__Assigned task__
In the data below, locate each line with the word "google" and list it.

__Data for this exercise__
<<<<

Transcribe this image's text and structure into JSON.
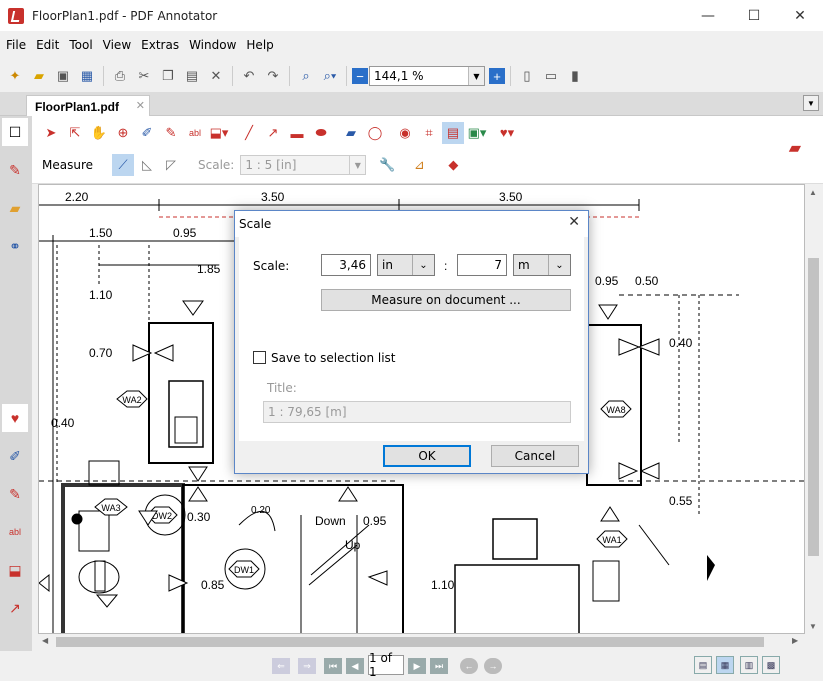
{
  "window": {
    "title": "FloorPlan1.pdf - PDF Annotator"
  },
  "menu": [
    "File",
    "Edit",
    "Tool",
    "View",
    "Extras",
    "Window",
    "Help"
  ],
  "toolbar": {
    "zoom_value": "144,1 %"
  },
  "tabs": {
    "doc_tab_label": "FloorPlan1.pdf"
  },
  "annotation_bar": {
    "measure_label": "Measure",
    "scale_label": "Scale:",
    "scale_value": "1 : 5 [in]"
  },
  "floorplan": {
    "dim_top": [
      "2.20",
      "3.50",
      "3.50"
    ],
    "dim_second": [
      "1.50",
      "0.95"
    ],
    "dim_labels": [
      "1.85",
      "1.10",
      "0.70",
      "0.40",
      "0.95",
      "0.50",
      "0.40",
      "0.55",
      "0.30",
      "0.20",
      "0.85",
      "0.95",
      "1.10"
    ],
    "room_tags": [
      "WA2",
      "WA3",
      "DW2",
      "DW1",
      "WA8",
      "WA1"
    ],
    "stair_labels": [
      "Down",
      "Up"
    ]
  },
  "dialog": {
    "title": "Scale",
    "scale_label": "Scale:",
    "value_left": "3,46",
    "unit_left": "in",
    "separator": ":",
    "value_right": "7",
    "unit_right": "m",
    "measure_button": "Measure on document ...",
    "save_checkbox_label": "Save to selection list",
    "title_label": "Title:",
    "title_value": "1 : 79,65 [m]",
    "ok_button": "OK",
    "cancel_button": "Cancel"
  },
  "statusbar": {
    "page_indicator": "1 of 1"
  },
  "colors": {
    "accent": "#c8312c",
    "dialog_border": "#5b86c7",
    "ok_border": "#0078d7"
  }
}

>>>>
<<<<

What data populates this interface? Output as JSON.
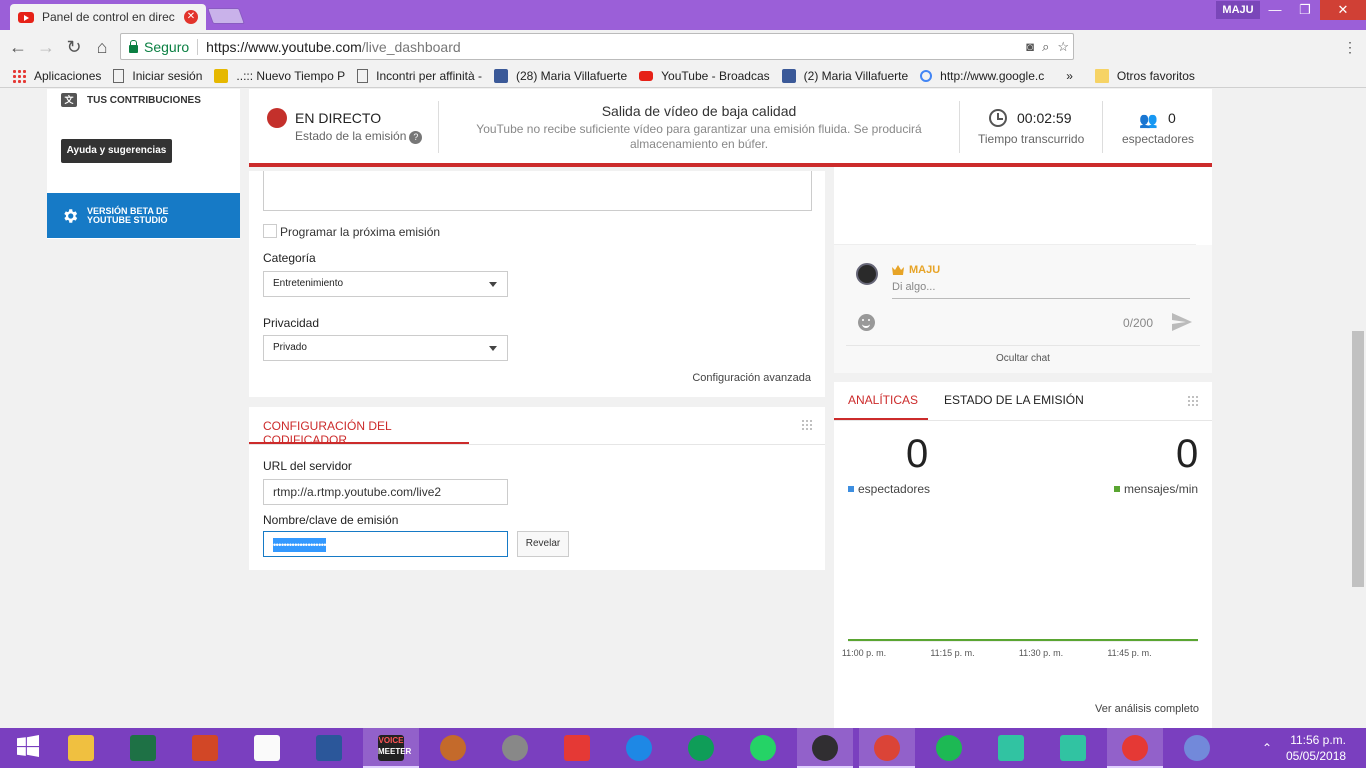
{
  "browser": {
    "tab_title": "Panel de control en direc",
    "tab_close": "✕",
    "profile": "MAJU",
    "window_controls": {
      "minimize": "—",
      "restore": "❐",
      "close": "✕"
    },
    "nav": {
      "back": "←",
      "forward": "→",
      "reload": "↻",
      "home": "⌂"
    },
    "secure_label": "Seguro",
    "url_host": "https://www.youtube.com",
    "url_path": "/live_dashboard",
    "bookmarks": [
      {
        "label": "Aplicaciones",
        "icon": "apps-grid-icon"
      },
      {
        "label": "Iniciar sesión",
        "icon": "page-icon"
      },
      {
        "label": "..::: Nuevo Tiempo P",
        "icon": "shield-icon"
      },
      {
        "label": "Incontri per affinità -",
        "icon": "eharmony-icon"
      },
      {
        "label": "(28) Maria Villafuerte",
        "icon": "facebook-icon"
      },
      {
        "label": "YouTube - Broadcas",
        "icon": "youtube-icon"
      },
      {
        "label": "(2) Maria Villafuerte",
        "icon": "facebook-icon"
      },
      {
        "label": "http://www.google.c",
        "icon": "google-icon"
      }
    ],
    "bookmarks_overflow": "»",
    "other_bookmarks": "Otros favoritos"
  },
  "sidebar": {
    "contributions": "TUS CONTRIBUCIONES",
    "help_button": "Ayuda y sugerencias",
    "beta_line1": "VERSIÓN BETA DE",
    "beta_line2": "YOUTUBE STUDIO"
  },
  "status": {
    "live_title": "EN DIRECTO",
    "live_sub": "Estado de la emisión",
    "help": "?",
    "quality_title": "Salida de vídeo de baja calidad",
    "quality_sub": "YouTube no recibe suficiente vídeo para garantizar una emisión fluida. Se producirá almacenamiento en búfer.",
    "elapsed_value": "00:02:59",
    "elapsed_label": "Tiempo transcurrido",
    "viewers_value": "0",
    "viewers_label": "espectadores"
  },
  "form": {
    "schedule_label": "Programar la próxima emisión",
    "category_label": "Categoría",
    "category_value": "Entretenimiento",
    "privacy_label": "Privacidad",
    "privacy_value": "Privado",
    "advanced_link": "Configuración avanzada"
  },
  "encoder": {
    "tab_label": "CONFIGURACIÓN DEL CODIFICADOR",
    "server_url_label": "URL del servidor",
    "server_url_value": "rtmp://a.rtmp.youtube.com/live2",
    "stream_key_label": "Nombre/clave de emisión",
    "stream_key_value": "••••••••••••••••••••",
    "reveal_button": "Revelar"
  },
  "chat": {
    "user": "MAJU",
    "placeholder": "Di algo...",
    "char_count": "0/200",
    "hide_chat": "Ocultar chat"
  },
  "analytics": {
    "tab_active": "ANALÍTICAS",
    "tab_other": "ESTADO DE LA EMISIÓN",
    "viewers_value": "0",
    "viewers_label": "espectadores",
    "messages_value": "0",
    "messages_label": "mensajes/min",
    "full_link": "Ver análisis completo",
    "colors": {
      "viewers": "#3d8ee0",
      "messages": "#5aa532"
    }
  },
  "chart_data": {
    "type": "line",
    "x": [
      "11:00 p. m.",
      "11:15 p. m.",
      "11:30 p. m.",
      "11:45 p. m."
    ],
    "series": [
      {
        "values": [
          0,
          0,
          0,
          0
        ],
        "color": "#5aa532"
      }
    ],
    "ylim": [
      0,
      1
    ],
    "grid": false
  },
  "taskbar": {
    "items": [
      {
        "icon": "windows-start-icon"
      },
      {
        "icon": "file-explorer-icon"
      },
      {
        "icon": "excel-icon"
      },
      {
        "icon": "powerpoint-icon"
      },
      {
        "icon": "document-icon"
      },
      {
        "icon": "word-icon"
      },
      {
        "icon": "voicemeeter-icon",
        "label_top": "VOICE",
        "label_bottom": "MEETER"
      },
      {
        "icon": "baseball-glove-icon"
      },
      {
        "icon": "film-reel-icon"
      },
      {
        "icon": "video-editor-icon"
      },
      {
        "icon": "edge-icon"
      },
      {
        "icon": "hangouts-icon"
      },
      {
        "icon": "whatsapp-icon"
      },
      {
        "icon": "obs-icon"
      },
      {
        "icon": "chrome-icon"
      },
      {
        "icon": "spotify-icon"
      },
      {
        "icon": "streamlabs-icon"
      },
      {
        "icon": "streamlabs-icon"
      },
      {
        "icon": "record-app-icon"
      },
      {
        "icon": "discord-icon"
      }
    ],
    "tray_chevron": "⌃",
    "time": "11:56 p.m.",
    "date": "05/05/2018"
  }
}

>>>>
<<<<

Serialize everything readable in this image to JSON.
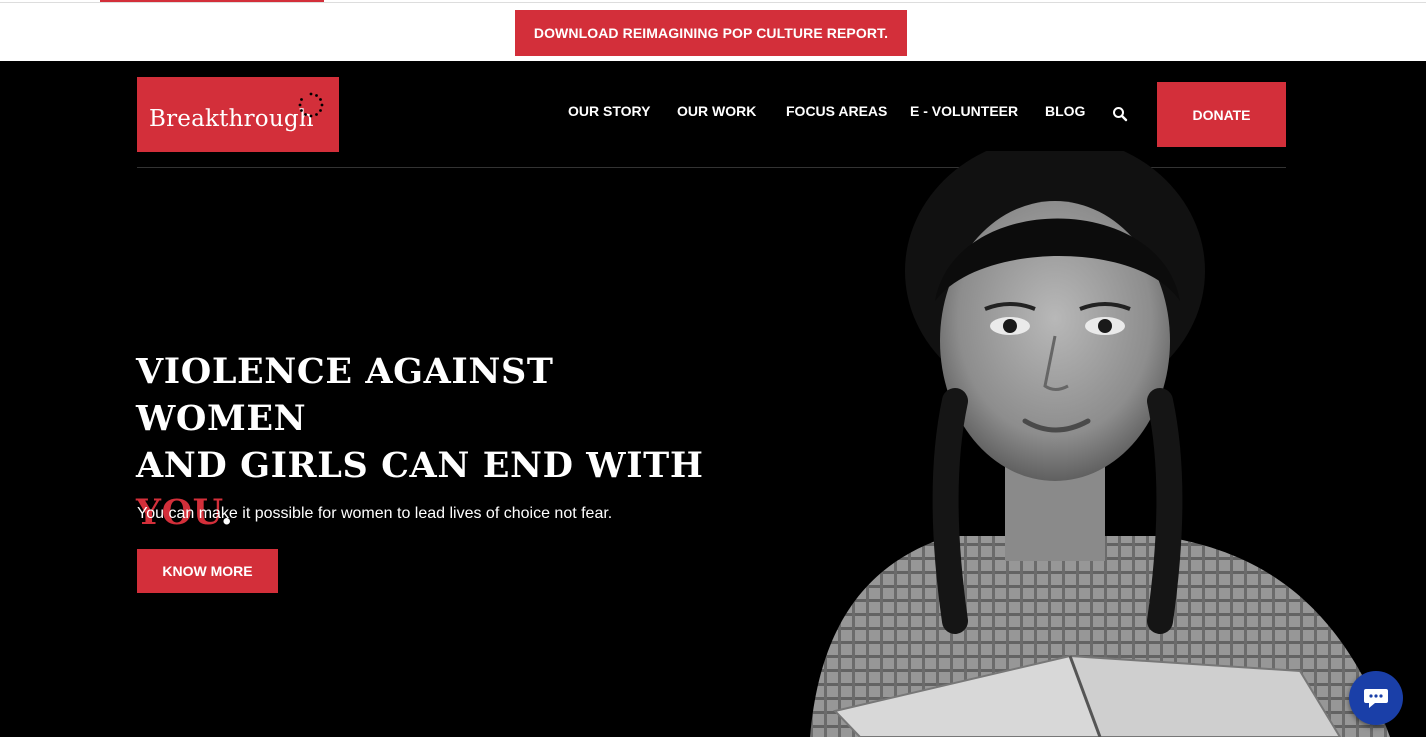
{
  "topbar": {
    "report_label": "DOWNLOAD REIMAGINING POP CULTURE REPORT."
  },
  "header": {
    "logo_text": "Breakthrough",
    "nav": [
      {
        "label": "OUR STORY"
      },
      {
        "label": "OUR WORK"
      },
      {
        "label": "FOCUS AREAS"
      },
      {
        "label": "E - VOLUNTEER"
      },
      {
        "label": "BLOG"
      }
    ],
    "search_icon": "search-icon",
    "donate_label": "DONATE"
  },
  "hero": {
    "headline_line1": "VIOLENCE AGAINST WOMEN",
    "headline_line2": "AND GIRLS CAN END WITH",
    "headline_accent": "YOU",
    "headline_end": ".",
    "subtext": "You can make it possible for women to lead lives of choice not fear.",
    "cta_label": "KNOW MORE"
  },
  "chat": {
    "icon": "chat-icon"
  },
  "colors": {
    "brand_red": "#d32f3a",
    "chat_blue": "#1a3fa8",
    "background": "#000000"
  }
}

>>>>

__Solution__
        "label": "http://www.google.c",
        "icon": "google-icon"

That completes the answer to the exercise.